Work to complete →
If a line in the data holds the string "screenshot", list it.

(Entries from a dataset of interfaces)

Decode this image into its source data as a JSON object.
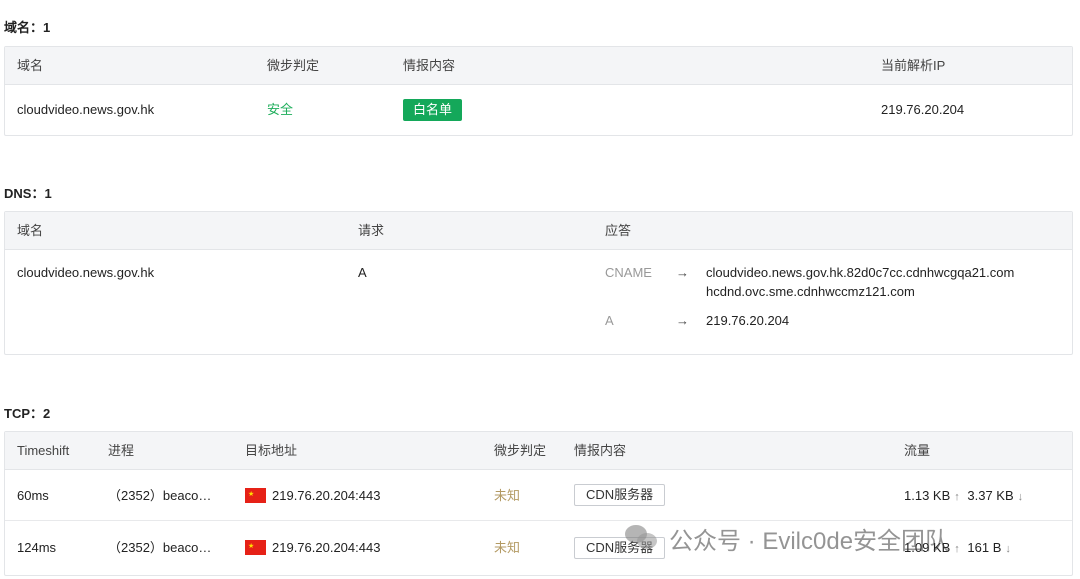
{
  "domain_section": {
    "title": "域名：1",
    "headers": [
      "域名",
      "微步判定",
      "情报内容",
      "当前解析IP"
    ],
    "row": {
      "domain": "cloudvideo.news.gov.hk",
      "verdict": "安全",
      "intel": "白名单",
      "ip": "219.76.20.204"
    }
  },
  "dns_section": {
    "title": "DNS：1",
    "headers": [
      "域名",
      "请求",
      "应答"
    ],
    "row": {
      "domain": "cloudvideo.news.gov.hk",
      "request": "A",
      "answers": [
        {
          "type": "CNAME",
          "arrow": "→",
          "values": [
            "cloudvideo.news.gov.hk.82d0c7cc.cdnhwcgqa21.com",
            "hcdnd.ovc.sme.cdnhwccmz121.com"
          ]
        },
        {
          "type": "A",
          "arrow": "→",
          "values": [
            "219.76.20.204"
          ]
        }
      ]
    }
  },
  "tcp_section": {
    "title": "TCP：2",
    "headers": [
      "Timeshift",
      "进程",
      "目标地址",
      "微步判定",
      "情报内容",
      "流量"
    ],
    "rows": [
      {
        "timeshift": "60ms",
        "process": "（2352）beaco…",
        "target": "219.76.20.204:443",
        "verdict": "未知",
        "intel": "CDN服务器",
        "upload": "1.13 KB",
        "download": "3.37 KB"
      },
      {
        "timeshift": "124ms",
        "process": "（2352）beaco…",
        "target": "219.76.20.204:443",
        "verdict": "未知",
        "intel": "CDN服务器",
        "upload": "1.09 KB",
        "download": "161 B"
      }
    ]
  },
  "icons": {
    "upload": "↑",
    "download": "↓",
    "flag": "china-flag-icon"
  },
  "colors": {
    "safe": "#1fae5b",
    "whitelist_bg": "#14a85a",
    "unknown": "#b39a63",
    "flag": "#e62117"
  },
  "watermark": {
    "text": "公众号 · Evilc0de安全团队"
  }
}
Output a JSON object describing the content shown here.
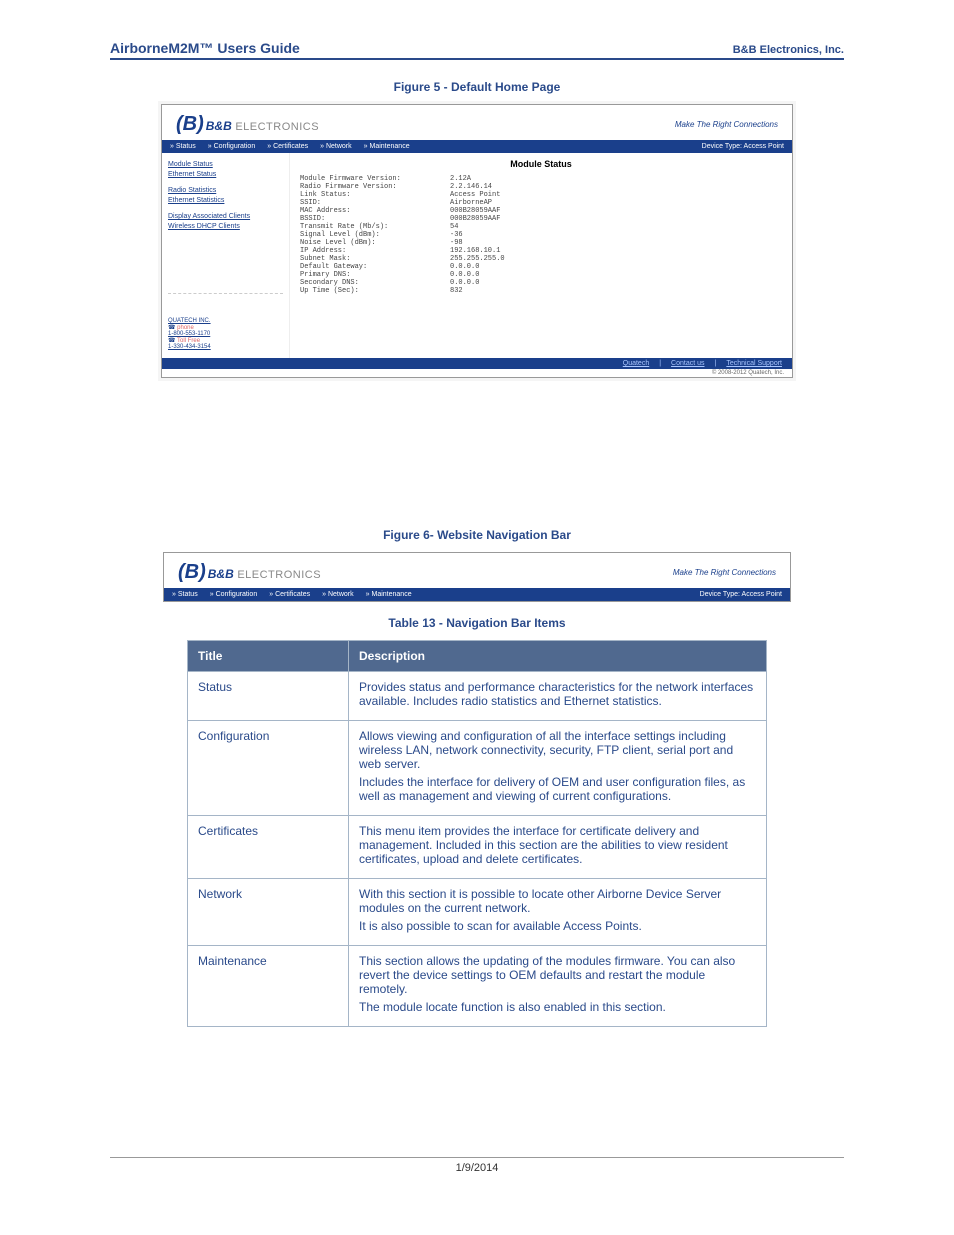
{
  "header": {
    "left": "AirborneM2M™ Users Guide",
    "right": "B&B Electronics, Inc."
  },
  "figure5": {
    "caption": "Figure 5 - Default Home Page",
    "logo": {
      "icon": "(B)",
      "brand": "B&B",
      "brand_suffix": " ELECTRONICS",
      "tagline": "Make The Right Connections"
    },
    "nav_prefix": "»",
    "nav": [
      "Status",
      "Configuration",
      "Certificates",
      "Network",
      "Maintenance"
    ],
    "device_type_label": "Device Type: Access Point",
    "sidebar_links": [
      "Module Status",
      "Ethernet Status",
      "Radio Statistics",
      "Ethernet Statistics",
      "Display Associated Clients",
      "Wireless DHCP Clients"
    ],
    "quatech_label": "QUATECH INC.",
    "toll_free": "Toll Free",
    "phone1": "1-800-553-1170",
    "phone_label": "phone",
    "phone2": "1-330-434-3154",
    "module_status_title": "Module Status",
    "status_rows": [
      [
        "Module Firmware Version:",
        "2.12A"
      ],
      [
        "Radio Firmware Version:",
        "2.2.146.14"
      ],
      [
        "Link Status:",
        "Access Point"
      ],
      [
        "SSID:",
        "AirborneAP"
      ],
      [
        "MAC Address:",
        "000B28059AAF"
      ],
      [
        "BSSID:",
        "000B28059AAF"
      ],
      [
        "Transmit Rate (Mb/s):",
        "54"
      ],
      [
        "Signal Level (dBm):",
        "-36"
      ],
      [
        "Noise Level (dBm):",
        "-98"
      ],
      [
        "IP Address:",
        "192.168.10.1"
      ],
      [
        "Subnet Mask:",
        "255.255.255.0"
      ],
      [
        "Default Gateway:",
        "0.0.0.0"
      ],
      [
        "Primary DNS:",
        "0.0.0.0"
      ],
      [
        "Secondary DNS:",
        "0.0.0.0"
      ],
      [
        "Up Time (Sec):",
        "832"
      ]
    ],
    "footer_links": [
      "Quatech",
      "Contact us",
      "Technical Support"
    ],
    "copyright": "© 2008-2012 Quatech, Inc."
  },
  "figure6": {
    "caption": "Figure 6- Website Navigation Bar"
  },
  "table13": {
    "caption": "Table 13 - Navigation Bar Items",
    "headers": [
      "Title",
      "Description"
    ],
    "rows": [
      {
        "title": "Status",
        "desc": [
          "Provides status and performance characteristics for the network interfaces available. Includes radio statistics and Ethernet statistics."
        ]
      },
      {
        "title": "Configuration",
        "desc": [
          "Allows viewing and configuration of all the interface settings including wireless LAN, network connectivity, security, FTP client, serial port and web server.",
          "Includes the interface for delivery of OEM and user configuration files, as well as management and viewing of current configurations."
        ]
      },
      {
        "title": "Certificates",
        "desc": [
          "This menu item provides the interface for certificate delivery and management. Included in this section are the abilities to view resident certificates, upload and delete certificates."
        ]
      },
      {
        "title": "Network",
        "desc": [
          "With this section it is possible to locate other Airborne Device Server modules on the current network.",
          "It is also possible to scan for available Access Points."
        ]
      },
      {
        "title": "Maintenance",
        "desc": [
          "This section allows the updating of the modules firmware. You can also revert the device settings to OEM defaults and restart the module remotely.",
          "The module locate function is also enabled in this section."
        ]
      }
    ]
  },
  "footer_date": "1/9/2014"
}
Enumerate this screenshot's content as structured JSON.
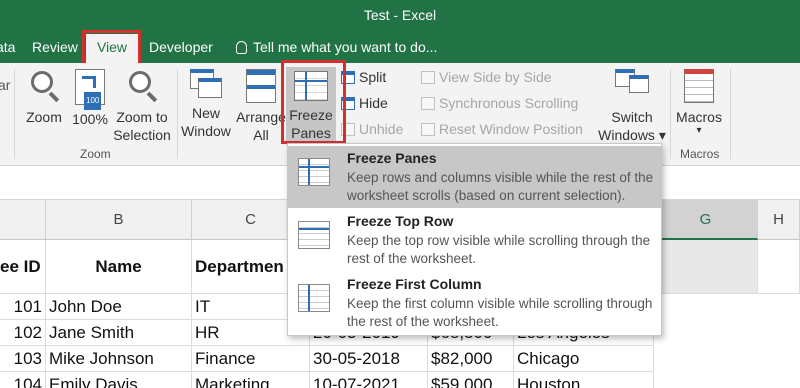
{
  "window": {
    "title": "Test - Excel"
  },
  "tabs": [
    "ata",
    "Review",
    "View",
    "Developer"
  ],
  "tell_me": "Tell me what you want to do...",
  "ribbon": {
    "left_partial": "ar",
    "zoom_group": {
      "label": "Zoom",
      "zoom": "Zoom",
      "hundred": "100%",
      "zoom_to_sel_1": "Zoom to",
      "zoom_to_sel_2": "Selection"
    },
    "window_group": {
      "new_window_1": "New",
      "new_window_2": "Window",
      "arrange_all_1": "Arrange",
      "arrange_all_2": "All",
      "freeze_1": "Freeze",
      "freeze_2": "Panes ▾",
      "split": "Split",
      "hide": "Hide",
      "unhide": "Unhide",
      "side_by_side": "View Side by Side",
      "sync_scroll": "Synchronous Scrolling",
      "reset_pos": "Reset Window Position",
      "switch_1": "Switch",
      "switch_2": "Windows ▾"
    },
    "macros_group": {
      "label": "Macros",
      "macros": "Macros",
      "macros_arrow": "▾"
    }
  },
  "freeze_menu": [
    {
      "title": "Freeze Panes",
      "desc": "Keep rows and columns visible while the rest of the worksheet scrolls (based on current selection).",
      "icon": "freeze-panes-icon"
    },
    {
      "title": "Freeze Top Row",
      "desc": "Keep the top row visible while scrolling through the rest of the worksheet.",
      "icon": "freeze-top-row-icon"
    },
    {
      "title": "Freeze First Column",
      "desc": "Keep the first column visible while scrolling through the rest of the worksheet.",
      "icon": "freeze-first-column-icon"
    }
  ],
  "grid": {
    "columns": [
      "B",
      "C",
      "G",
      "H"
    ],
    "header_row": [
      "ee ID",
      "Name",
      "Departmen"
    ],
    "rows": [
      [
        "101",
        "John Doe",
        "IT",
        "",
        "",
        ""
      ],
      [
        "102",
        "Jane Smith",
        "HR",
        "20-03-2019",
        "$68,500",
        "Los Angeles"
      ],
      [
        "103",
        "Mike Johnson",
        "Finance",
        "30-05-2018",
        "$82,000",
        "Chicago"
      ],
      [
        "104",
        "Emily Davis",
        "Marketing",
        "10-07-2021",
        "$59,000",
        "Houston"
      ]
    ]
  },
  "colors": {
    "accent": "#217346",
    "highlight_box": "#d32f2f"
  }
}
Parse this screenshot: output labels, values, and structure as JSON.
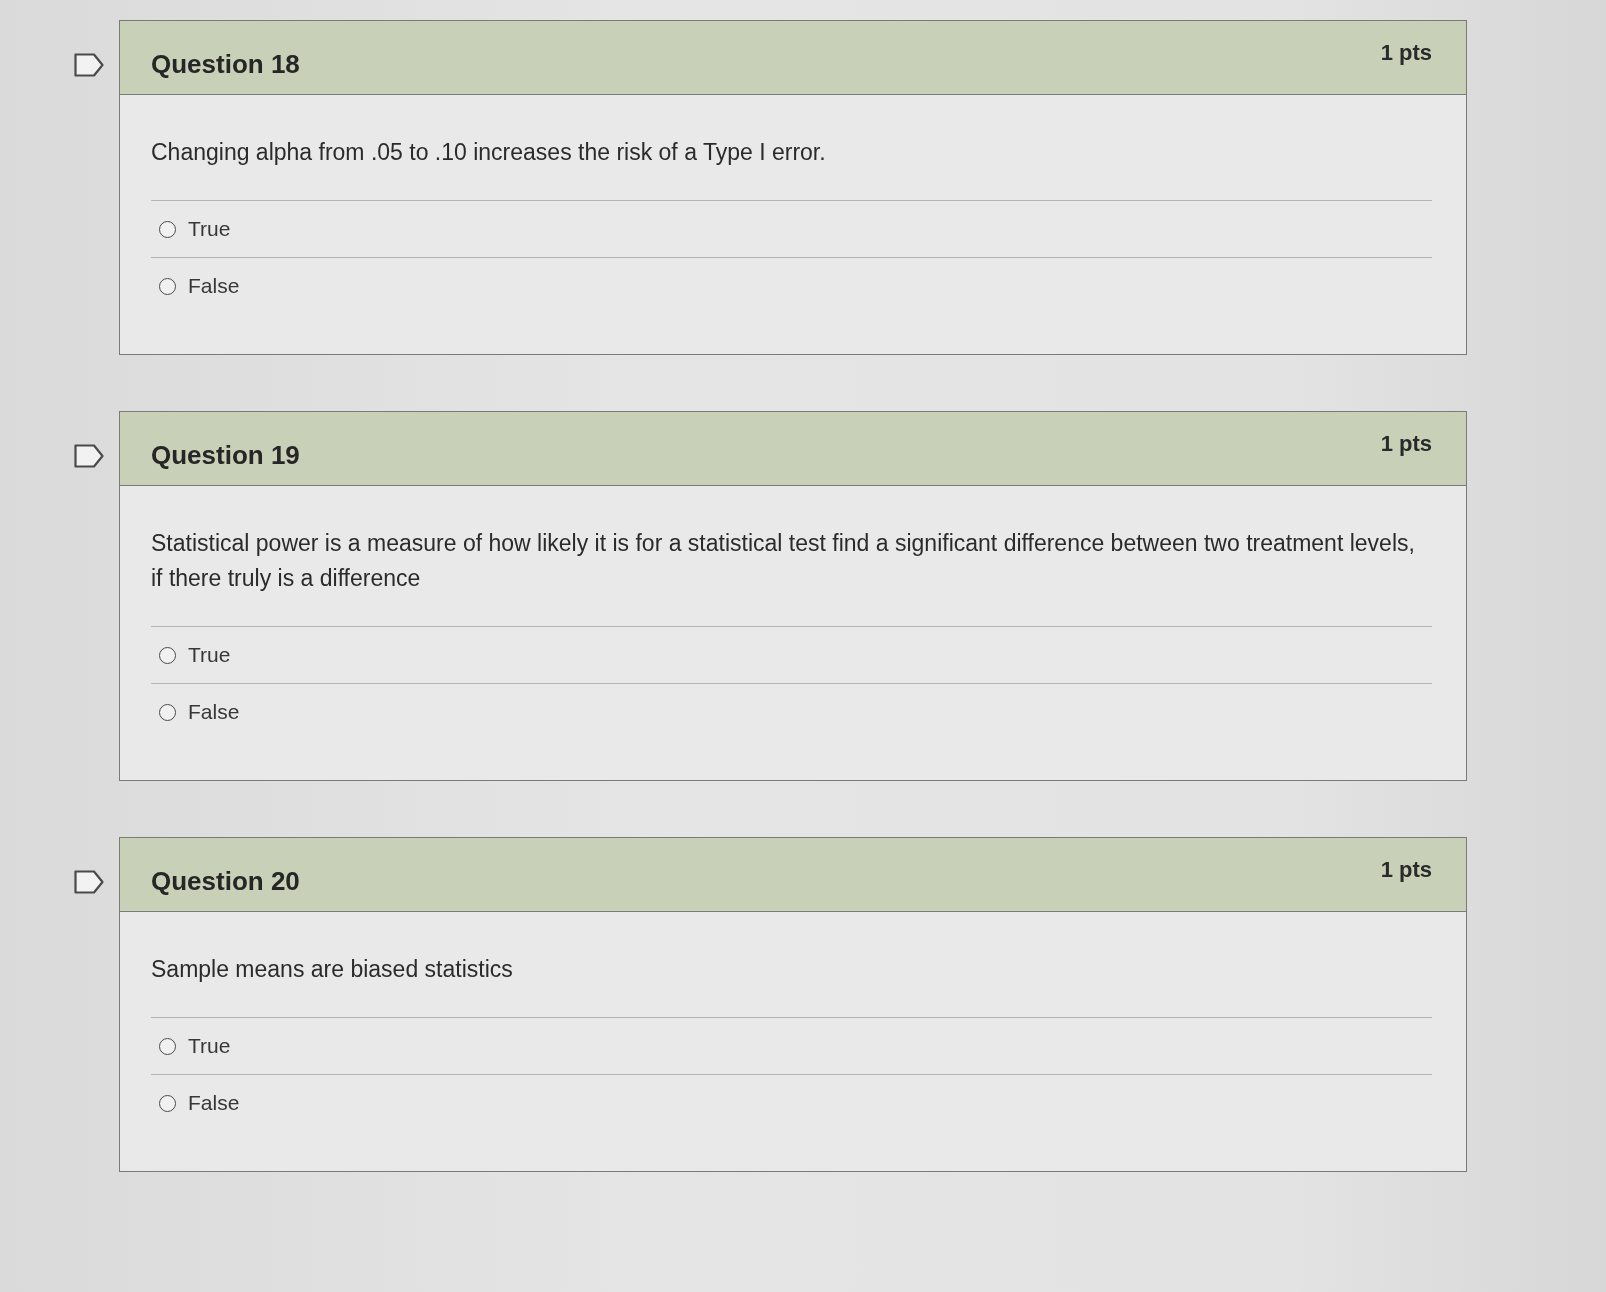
{
  "questions": [
    {
      "title": "Question 18",
      "points": "1 pts",
      "flagged": false,
      "text": "Changing alpha from .05 to .10 increases the risk of a Type I error.",
      "answers": [
        {
          "label": "True",
          "selected": false
        },
        {
          "label": "False",
          "selected": false
        }
      ]
    },
    {
      "title": "Question 19",
      "points": "1 pts",
      "flagged": false,
      "text": "Statistical power is a measure of how likely it is for a statistical test find a significant difference between two treatment levels, if there truly is a difference",
      "answers": [
        {
          "label": "True",
          "selected": false
        },
        {
          "label": "False",
          "selected": false
        }
      ]
    },
    {
      "title": "Question 20",
      "points": "1 pts",
      "flagged": false,
      "text": "Sample means are biased statistics",
      "answers": [
        {
          "label": "True",
          "selected": false
        },
        {
          "label": "False",
          "selected": false
        }
      ]
    }
  ]
}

Answer to the problem →
Enumerate this screenshot's content as structured JSON.
Parse this screenshot: output labels, values, and structure as JSON.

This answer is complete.